I apologize for the helter skelter nature of these posts, but the weekend was kind of a jumble for me. This will, unfortunately, be the pattern of my reporting.
The first day of the show, I sat in on a screening of a microbudget indie called Lethal Obsession (2010, directed by Jason Hignite and Chris Jay), a slasher film in which the victims are all women who work as cam girls. The murders all happen on-camera. The killer is a masked figure of indeterminate gender. The prime suspects are the customers who are logged on to the feed during the murders and the woman who owns the site. The structure of the film gives the filmmakers an excuse, a la old school exploiters like Stripped to Kill, to give the audience a peepshow experience, but rather than climaxing with, well, a climax, we get a murder scene. This prompted me to turn to one of my friends during the movie and say, "This is like porn without the money shot." Indeed, that's exactly what it feels like. The level of performance is like a porn movie, the structure of scenes is like a porn movie, and the production values are like a porn movie. It doesn't get off to a good start, either, because it suffers almost immediately from that bane of all microbudget movies: bad sound. The sound quality tends to obscure whatever virtues the film might have.
But then again, maybe not.
This has a depressingly linear construction. It's all plot. All of the characters have a plot function. Indeed, they're defined by their plot functions. This has no real connective tissue between scenes, no revealing observation of its characters, no quirks that make them real. Eventually, the conservation of suspects kicks in and it becomes painfully obvious who the killer is, because there aren't any other options. Further, the movie unloads a ton of backstory in the last few minutes, mostly information that isn't even hinted at in the body of the movie. Methinks the filmmakers have seen a few too many slasher movies, because this grabs onto the classic mistake of the slasher movie like it's a life raft. It explains too damned much.
Compounding all of this are two other plot complications. First: the movie is contingent on the idea that after the first two murders (or even the first one), the girls on this particular webcam site would continue to appear. The notion of shutting down the site during the investigation never crosses the minds of either the cops or the site's owner (more on that in a second) or the girls who work there.

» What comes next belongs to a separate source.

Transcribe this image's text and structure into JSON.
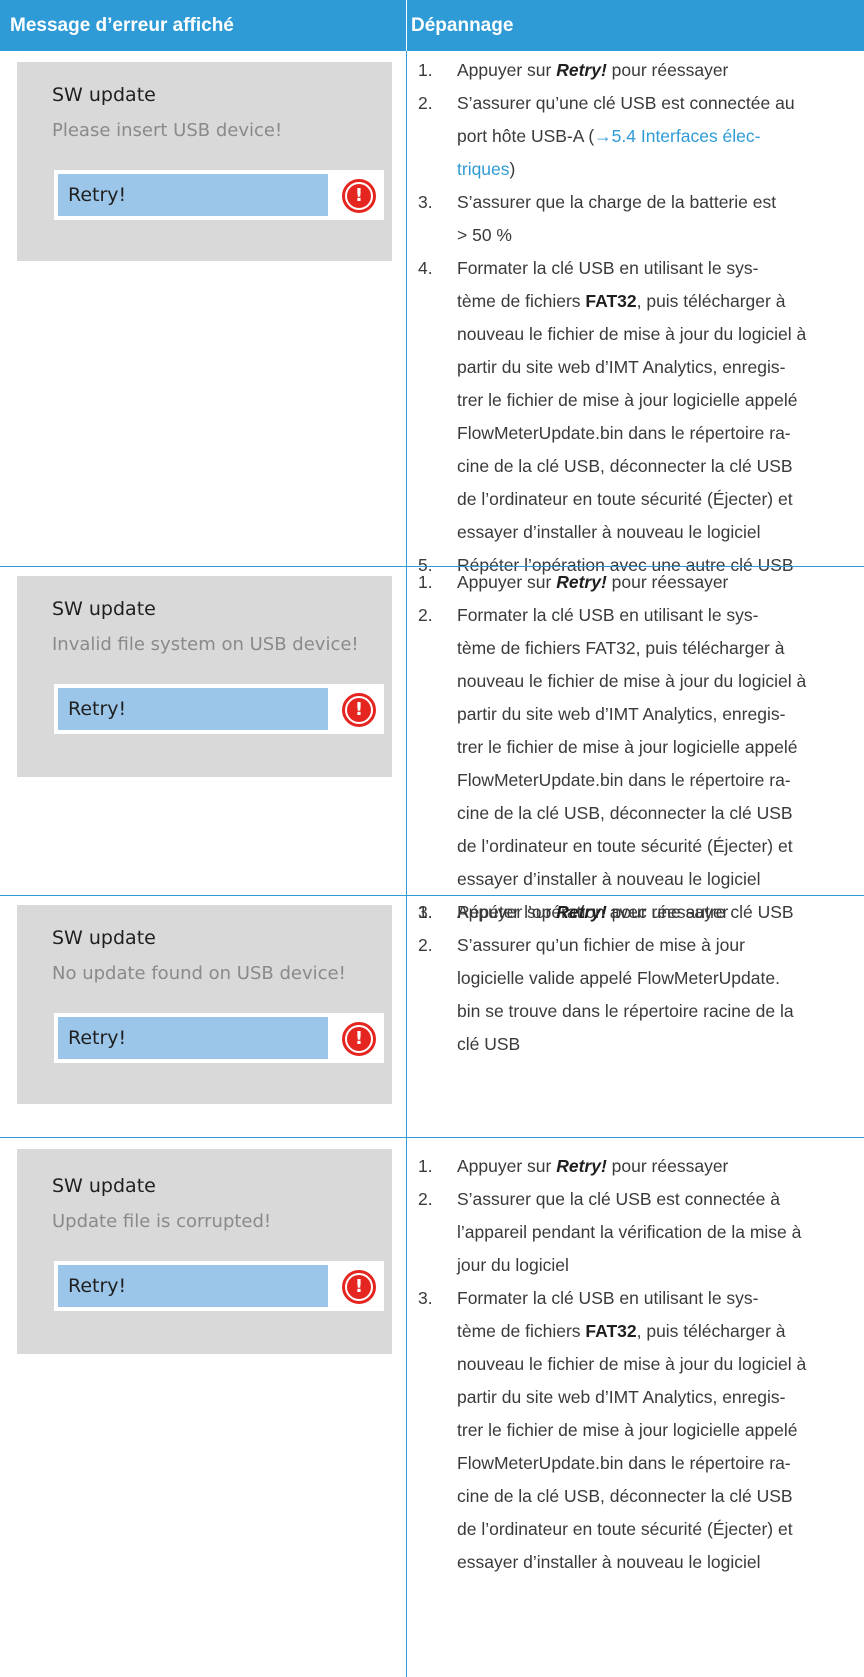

Obviously, they are all idiots; the inference behind the idiot plot is that the audience is composed of idiots, too. This is a miscalculation. Second: the plot is contingent on the notion that the owner of the site (played by Kitsie Duncan, one of the film's producers) would continue to keep the site running when she sees her traffic spike because of the murders. There's a dim view of human nature there, a sneering misanthropy if you will, layered on top of a virulent misogyny. I don't really know what to say about a movie that kills a woman with a rasp shoved up her vagina. I think there's something ignoble about the tendency in horror movies to perpetrate ever more creative mayhem against female genitals. The slut-shaming nature of the crimes here kind of puts me off, too. There's also a certain level of homoerotic subtext that the filmmakers either don't realize is there, or don't care to explore, but maybe that's for the best.
I think the filmmakers aspire to make a better film. There are two visually interesting scenes. In one, the camera is trained on the crime scene as the cops clean it up. It moves abruptly between tasks with a series of jump cuts, without moving the camera. The other is a jump scare that's executed pretty well. It's only undone by its context. It happens once the audience has been cued into the fact that a cam show equals a murder at the end. Otherwise, there's no art to the way this is assembled. It's purely functional, providing the audience with boobs and blood in equal measure. It has no grasp of film as an abstraction or as an art. I don't want to slag on this film too hard, really, because it's certainly enthusiastic and kudos to the folks who actually made it for managing to make it at all. Making a feature at all is difficult enough. Enthusiasm can be infectious. But enthusiasm does not equal aptitude.